LatinaLista — UC Berkeley anthropologist and professor, Beatriz Manz, is spending her Spring Break south of the border but it’s not for fun in the sun. Rather, it’s to provide testimony in a court case that is riveting international human rights watchers.
Manz, an anthropologist and expert on Guatemala’s Mayan community and the abuses they suffered at the hands of the military under former Guatemalan military dictator General Efraín Ríos Montt, is testifying against Montt in a genocide and crimes against humanity trial that is the first of its kind.
Though other dictatorial leaders guilty of genocide have faced a court before, Montt’s trial marks the first time that a former head of state has been prosecuted for genocide in his home country, rather than in an international criminal court.
Montt ruled Guatemala for only 17 months during the years 1982-1983. His tenure was shorter than most dictators but he did his fair share of atrocity against the people of Guatemala, especially the indigenous. Montt and his chief of military intelligence, Jose Mauricio Rodriguez Sanchez, continued abuses against the country’s indigenous, which was a central part of the country’s 36-year civil war. Monnt ordered systematic massacres of the indigenous people. Guatemalan troops and the paramilitary forces carried out the orders which led to thousands not only murdered but being forced out of their homes, communities and lands.
Now, in Guatemala City, Montt is facing his victims and the relatives of his victims as each takes the stand reliving what happened to themselves and their family members as the result of Montt’s actions.
The Open Society Justice Initiative created a trial-monitoring website where they are providing analysis and blogging daily on the court proceedings.
The eighth day of the Rios Montt genocide trial began with a nearly full courtroom ahead of the testimonies of indigenous women subjected to rape by the Guatemalan military between 1982 and 1983; their supporters attended in large numbers. Before the day’s proceedings began, supporters hung banners outside the courthouse and placed photos of women killed during the years of the armed conflict along an altar of dried flowers, with candles and the word “Justicia,” or Justice, spelled out. Later in the day, a memorial quilt was hung up in front of the courthouse, each square recounting the story of an individual war victim.

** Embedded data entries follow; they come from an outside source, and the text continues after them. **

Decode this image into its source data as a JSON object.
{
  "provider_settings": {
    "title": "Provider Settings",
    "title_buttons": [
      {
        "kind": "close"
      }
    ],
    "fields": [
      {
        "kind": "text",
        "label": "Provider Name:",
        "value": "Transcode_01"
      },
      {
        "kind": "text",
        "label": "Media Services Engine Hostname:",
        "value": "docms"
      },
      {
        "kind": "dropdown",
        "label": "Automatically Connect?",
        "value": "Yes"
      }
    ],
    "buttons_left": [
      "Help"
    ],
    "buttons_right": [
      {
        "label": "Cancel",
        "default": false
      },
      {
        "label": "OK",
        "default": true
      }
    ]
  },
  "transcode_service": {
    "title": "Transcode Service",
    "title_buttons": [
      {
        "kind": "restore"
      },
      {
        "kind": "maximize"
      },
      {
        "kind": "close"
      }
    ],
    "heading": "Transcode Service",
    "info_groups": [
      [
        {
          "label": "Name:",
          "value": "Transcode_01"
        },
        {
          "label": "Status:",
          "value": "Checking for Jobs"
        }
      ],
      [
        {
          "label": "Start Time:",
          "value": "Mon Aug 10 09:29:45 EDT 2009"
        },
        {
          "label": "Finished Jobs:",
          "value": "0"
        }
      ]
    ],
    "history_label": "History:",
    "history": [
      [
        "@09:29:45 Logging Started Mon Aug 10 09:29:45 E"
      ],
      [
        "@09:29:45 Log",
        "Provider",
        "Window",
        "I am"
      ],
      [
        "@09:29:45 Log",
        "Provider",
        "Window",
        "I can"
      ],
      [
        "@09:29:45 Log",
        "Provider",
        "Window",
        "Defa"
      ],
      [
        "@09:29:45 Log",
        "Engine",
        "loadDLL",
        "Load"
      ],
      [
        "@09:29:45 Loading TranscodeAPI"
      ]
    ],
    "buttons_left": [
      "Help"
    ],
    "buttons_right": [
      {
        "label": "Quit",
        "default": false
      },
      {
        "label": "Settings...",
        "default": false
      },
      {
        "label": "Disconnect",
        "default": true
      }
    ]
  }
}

A total of 13 fact witnesses testified, including 12 women. Due to the sensitive nature of the testimony, and concerns presented by the civil parties, Judge Barrios instructed the press not to photograph the faces or publish names of those testifying regarding rapes. (Here, they are identified by initials only.) Ten female witnesses testified covering their heads and faces with rebozos (brightly colored swatches of woven fabric) to protect their privacy as they recounted rape and sexual assault. The mood in the courtroom was somber, with many observers seen wiping away tears or otherwise overtly responding. Attorney Hilda Elizabeth Pineda represented the Public Ministry for most of the day.
Several women testified to the rape of young women and girls—themselves or their relatives. EPS testified that the military took her and her mother to the Tzalbal military installation in May 1982 when she was 12 years old. Soldiers tied her hands and feet, stuffed her mouth with cloth, forced her to watch the rape of her mother, and then raped her. Afterward, she said, “the blood ran out of me” (la sangre corria de mi). Her mother died as a result of her treatment at the military base.
Berkeley Professor Beatriz Manz is one of only two qualified eye witnesses from outside Guatemala testifying in the trial which is currently in its second week and predicted to last several more. According to a press release issued from UC Berkeley, Manz “belongs to what some have dubbed a ‘tough, high-risk sorority’ of human rights researchers and anthropologists, who for years have documented human rights abuses.”
A livestream channel of the court proceedings titled Genocidio Nunca Más has been set up. While the quality of the transmission leaves a lot to be desired, there’s no mistaking the pain in the room and just how dark a chapter in the country’s history this trial is resurrecting.